Dent Island golf course. A must!

Hamilton Island’s real advantage is their love for sports.

Your exercise is included in your stay. And we’re not talking about using the hotel gym. Catseye beach offers free use of catamarans, kayaks and paddle boards for island guests, which is a privilege for your morning exercise. The avid golfer must pay a visit to neighboring one-of-a-kind Dent Island. The entire island is a golf course! And a stunning one too. The green fee includes transfer to the island and the use of a club car, or a buggy, as the locals say. Dent as well as Hamilton Island is completely engine-free, leaving the electric buggies as the only mean of transportation, except the free shuttle bus.

Another good exercise is hiking around the southern tip of the island (5 km) or up to One Tree Hill. You will see views you will remember for the rest of your life.
Another good exercise is hiking around the southern tip of the island (5 km) or up to One Tree Hill. You will see views you will remember for the rest of your life.
Palm Bungalows.
Palm Bungalows.

So where to stay?

Qualia is an all-inclusive resort on top of the island for the honeymooners and the big spenders, but the price tag is too hefty. I stayed at the Palm Bungalows as they offered the most space, good bedding, a terrace, hammock and a parking place where you can charge your buggy.

If you still prefer to stay overnight in Airlie, stay away from the backpacker strip.
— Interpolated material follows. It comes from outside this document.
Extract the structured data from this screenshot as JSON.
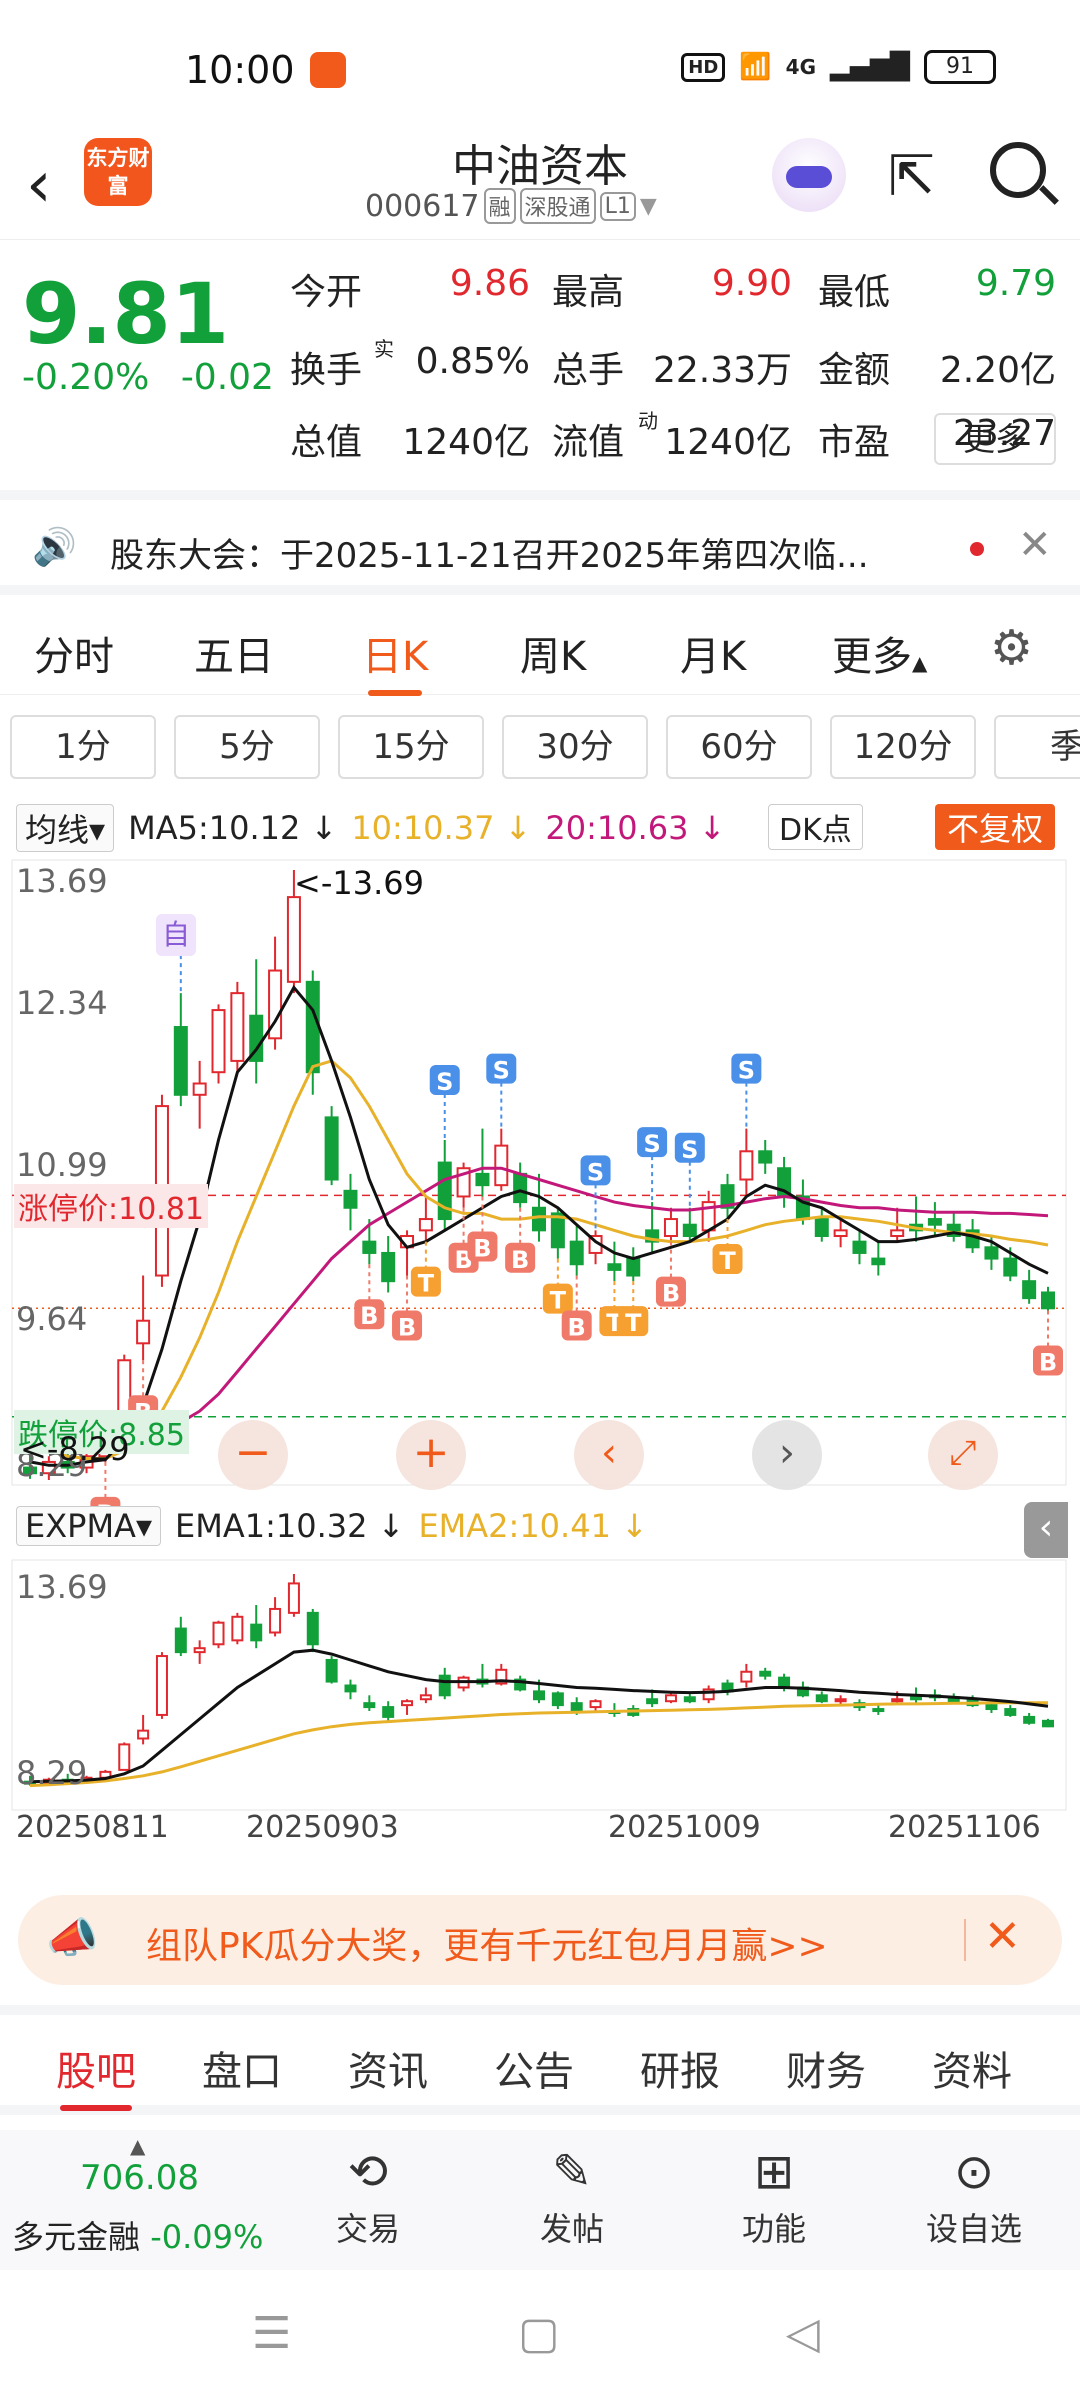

And always expect to pay small, ridiculous extra charges or prepare yourself for a minor battle with every transaction! Funniest example was when I arrived at my rented apartment in Airlie Beach. The owner wanted 10 extra dollars for the Wi-Fi, saying that ”free wi-fi” doesn’t mean it’s free of charge. It’s just free for everybody to use it.


Private sailing with a skipper, Whitehaven Beach and Hamilton Island Wildlife Park. If you have kids, you will appreciate that kids under 12 stay and eat for free.


Stay away from Daydream Island! You’ll be stranded on an island that has less to offer, and is less beautiful than all the other ones. And wherever you are, be a wise spender.

Best time to come

The weather is good all-year round, but I prefer September or March. Even the race week in August is a good pick. 

Customer service

Much better than the country’s average (Australia can be really terrible, though)

Value for money


Accessibility & transport